  3. Add remaining ingredients to pot; stir well and bring to simmer.
  4. Cook covered, for 3 hours in 300 degree oven.
  5. Cook uncovered for 1hr in 425 degree oven (or until desired amount of water remains)



Friday, March 11, 2011


I was going to write a post one day called "Ode to Sriracha," because it's the greatest hot sauce ever made (I still may, one day). The Oatmeal has a comic extolling its greatness.



That's a chicken breast, grilled onions, steamed broccoli, and a lamb chorizo link. Low carb, high protein.

Wednesday, March 9, 2011

Chicken Stock!

DSCN0110I brine and roast a chicken almost every week. I decided to save the necks and carcasses to make chicken stock (I discarded the gizzards, as I think that would impart a stronger flavor). Holy lord this is delicious. That picture on the right is after I strained out the solids—about 2.5lbs of chicken carcass and 2 quarts of stock.

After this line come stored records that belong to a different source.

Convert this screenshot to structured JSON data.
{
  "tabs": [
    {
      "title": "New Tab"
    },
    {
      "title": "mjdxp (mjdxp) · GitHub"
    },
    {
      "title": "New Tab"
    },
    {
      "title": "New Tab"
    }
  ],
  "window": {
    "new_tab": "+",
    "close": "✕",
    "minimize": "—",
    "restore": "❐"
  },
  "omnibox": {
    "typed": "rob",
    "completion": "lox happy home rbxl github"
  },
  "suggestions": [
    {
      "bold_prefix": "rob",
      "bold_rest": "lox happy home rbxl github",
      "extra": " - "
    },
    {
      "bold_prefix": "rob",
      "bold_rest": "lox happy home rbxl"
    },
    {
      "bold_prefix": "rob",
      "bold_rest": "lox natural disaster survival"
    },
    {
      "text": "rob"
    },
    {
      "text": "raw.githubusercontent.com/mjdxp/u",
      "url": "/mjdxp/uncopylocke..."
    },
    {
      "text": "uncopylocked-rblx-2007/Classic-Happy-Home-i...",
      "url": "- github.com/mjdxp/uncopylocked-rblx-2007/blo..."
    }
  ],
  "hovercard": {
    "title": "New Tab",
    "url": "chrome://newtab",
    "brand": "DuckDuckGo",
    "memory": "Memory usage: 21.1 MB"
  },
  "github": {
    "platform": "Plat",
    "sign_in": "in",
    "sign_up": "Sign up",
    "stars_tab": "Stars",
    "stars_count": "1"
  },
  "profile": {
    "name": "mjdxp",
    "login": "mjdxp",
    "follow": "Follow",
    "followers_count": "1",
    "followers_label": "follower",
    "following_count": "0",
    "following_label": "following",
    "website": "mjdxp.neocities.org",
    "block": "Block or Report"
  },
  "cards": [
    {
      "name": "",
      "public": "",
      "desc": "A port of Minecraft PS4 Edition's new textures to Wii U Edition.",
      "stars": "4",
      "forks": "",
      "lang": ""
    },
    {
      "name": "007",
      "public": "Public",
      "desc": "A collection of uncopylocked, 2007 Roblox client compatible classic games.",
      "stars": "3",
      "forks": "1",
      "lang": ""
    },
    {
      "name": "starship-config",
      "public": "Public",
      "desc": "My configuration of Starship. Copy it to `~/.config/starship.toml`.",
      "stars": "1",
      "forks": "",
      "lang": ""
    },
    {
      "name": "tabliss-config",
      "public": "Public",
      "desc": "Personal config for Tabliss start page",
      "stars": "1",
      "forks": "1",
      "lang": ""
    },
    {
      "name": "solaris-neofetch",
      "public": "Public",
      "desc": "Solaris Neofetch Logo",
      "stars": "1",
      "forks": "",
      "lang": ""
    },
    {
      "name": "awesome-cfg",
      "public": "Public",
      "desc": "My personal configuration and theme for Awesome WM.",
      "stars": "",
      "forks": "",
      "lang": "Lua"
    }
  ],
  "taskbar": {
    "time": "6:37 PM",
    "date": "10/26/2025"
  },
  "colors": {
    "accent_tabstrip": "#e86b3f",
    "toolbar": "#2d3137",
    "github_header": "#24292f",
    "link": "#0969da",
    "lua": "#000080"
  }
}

And then I reduced it to one quart. Wow! The flavor exploded as the water cooked off.

Another important note: after the bones got soft, I took kitchen shears to them and cut them lengthwise to expose the marrow to the boiling water. DSCN0111In all I simmered the carcasses for four hours, with 1T salt, a bay leaf and a pinch of allspice, and then another ~hour to reduce. I'm going to boil some pinto beans tomorrow and cannot wait to see how they turn out with a 1/2 cup of this stock added to the mix.

Seriously, if you've never had homemade stock, it's like nothing you can buy at the store. Don't throw out your chicken bones! Freeze them!

Final picture is what was left after I "ate" a hefty bowl of stock. Need to skim it after it cools :)

Edit: Here it is the next morning, refrigerated overnight, fat skimmed. YUM!

Monday, March 7, 2011

Ground Veal Green Curry


Thai-style curries are a standby for me—I always have green and red curry paste on hand. The recipe is a breeze to make, and comes together quickly (under twenty minutes).

  • Mince an onion and sauté in oil until just translucent
  • Add 1lb meat (ground veal, beef, chicken, tofu all work well).
  • Cook until browned.
    • Note if using tofu, pan fry first and set aside; then sauté onions.
  • In another bowl whisk together
    • 1 to 2T green (or red) Thai curry paste (find it in the Asian section at your grocery store)
    • 1t fish sauce
    • (1) 15oz can coconut milk (and never buy the light stuff, it's bland)
    • 1t to 1T sriracha hot sauce
  • Once meat is browned, pour sauce over meat & onion mixture. If using tofu, add it back now and gently stir to combine.
  • Reduce heat to simmer. Let simmer for zero to twenty minutes. I often busy myself making the rest of the meal during this time.
  • 4 minutes before serving, add a bag of frozen peas (10oz, about 1.5c). Return to medium heat and cook the peas for another minute.
    • You can add any veggies you want here. Roasted red peppers are delicious, as are fresh bell peppers. Bamboo shoots add a great crunch. Spinach works,

There you have it—my weekly curry template. If you try out a new variation I'd love to hear about it!